◆ **PROBLEM TO WORK ON**
When you set down the entries, keep every word exactly as it is but drop the pictures.

◆ **SUPPLIED MATERIAL**
>>>

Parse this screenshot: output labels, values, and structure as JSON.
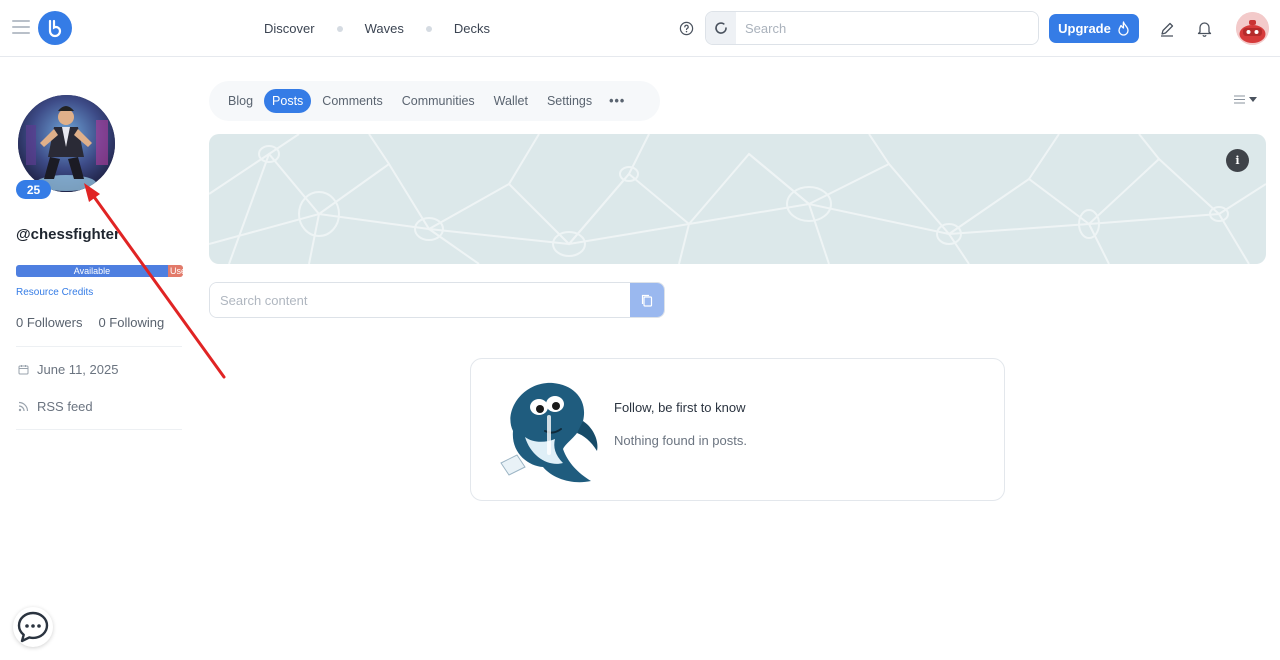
{
  "header": {
    "nav": [
      "Discover",
      "Waves",
      "Decks"
    ],
    "search_placeholder": "Search",
    "upgrade_label": "Upgrade",
    "icons": [
      "menu-icon",
      "logo-icon",
      "help-icon",
      "loading-icon",
      "fire-icon",
      "pencil-icon",
      "bell-icon",
      "avatar"
    ]
  },
  "profile": {
    "reputation": "25",
    "username": "@chessfighter",
    "resource_credits": {
      "available_label": "Available",
      "used_label": "Used",
      "available_fraction": 0.91,
      "link_label": "Resource Credits"
    },
    "followers": "0 Followers",
    "following": "0 Following",
    "joined": "June 11, 2025",
    "rss": "RSS feed"
  },
  "tabs": {
    "items": [
      "Blog",
      "Posts",
      "Comments",
      "Communities",
      "Wallet",
      "Settings"
    ],
    "active": "Posts",
    "more": "•••"
  },
  "cover": {
    "info_label": "i",
    "color": "#dce8ea"
  },
  "content_search": {
    "placeholder": "Search content"
  },
  "empty_state": {
    "title": "Follow, be first to know",
    "subtitle": "Nothing found in posts."
  },
  "colors": {
    "accent": "#357ce6",
    "annotation_arrow": "#e02424"
  }
}
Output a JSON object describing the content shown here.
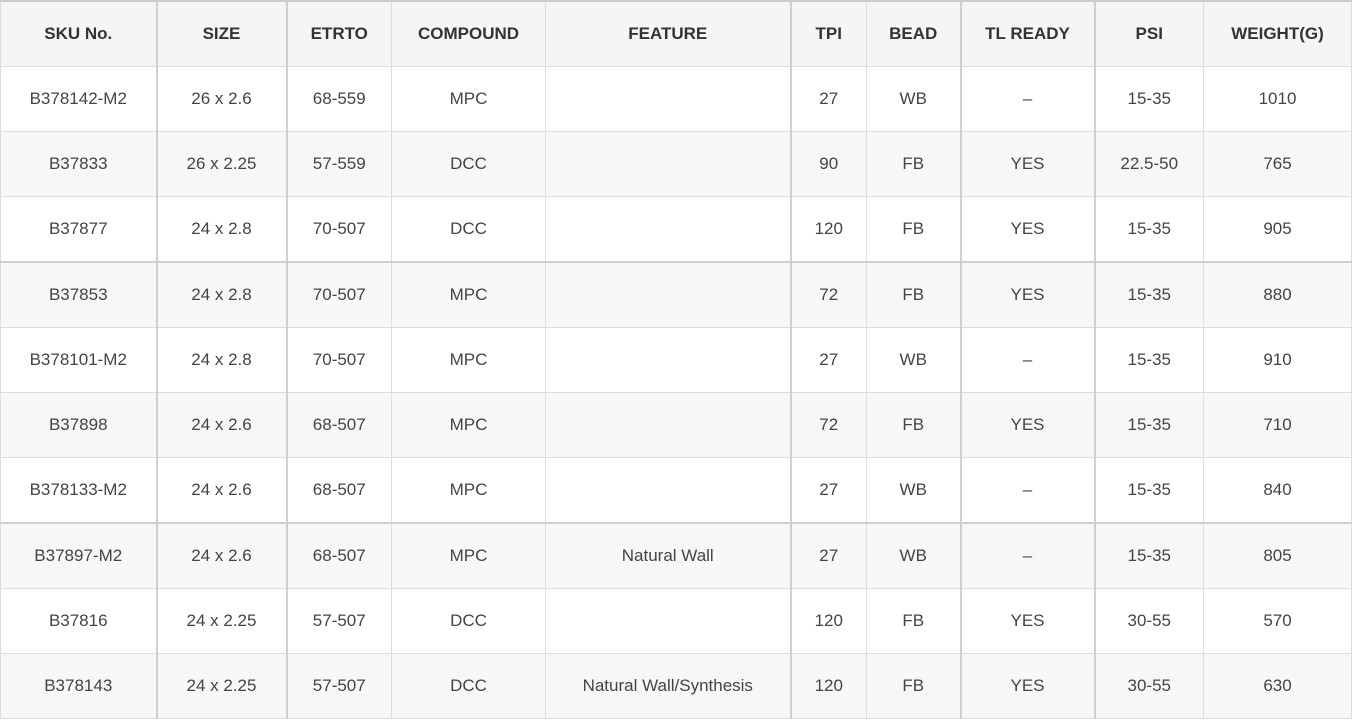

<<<

◆ **WRITTEN SOLUTION**
Parse this screenshot: output labels, values, and structure as JSON.
{
  "header": {
    "nav": [
      "Discover",
      "Waves",
      "Decks"
    ],
    "search_placeholder": "Search",
    "upgrade_label": "Upgrade",
    "icons": [
      "menu-icon",
      "logo-icon",
      "help-icon",
      "loading-icon",
      "fire-icon",
      "pencil-icon",
      "bell-icon",
      "avatar"
    ]
  },
  "profile": {
    "reputation": "25",
    "username": "@chessfighter",
    "resource_credits": {
      "available_label": "Available",
      "used_label": "Used",
      "available_fraction": 0.91,
      "link_label": "Resource Credits"
    },
    "followers": "0 Followers",
    "following": "0 Following",
    "joined": "June 11, 2025",
    "rss": "RSS feed"
  },
  "tabs": {
    "items": [
      "Blog",
      "Posts",
      "Comments",
      "Communities",
      "Wallet",
      "Settings"
    ],
    "active": "Posts",
    "more": "•••"
  },
  "cover": {
    "info_label": "i",
    "color": "#dce8ea"
  },
  "content_search": {
    "placeholder": "Search content"
  },
  "empty_state": {
    "title": "Follow, be first to know",
    "subtitle": "Nothing found in posts."
  },
  "colors": {
    "accent": "#357ce6",
    "annotation_arrow": "#e02424"
  }
}
Output a JSON object describing the content shown here.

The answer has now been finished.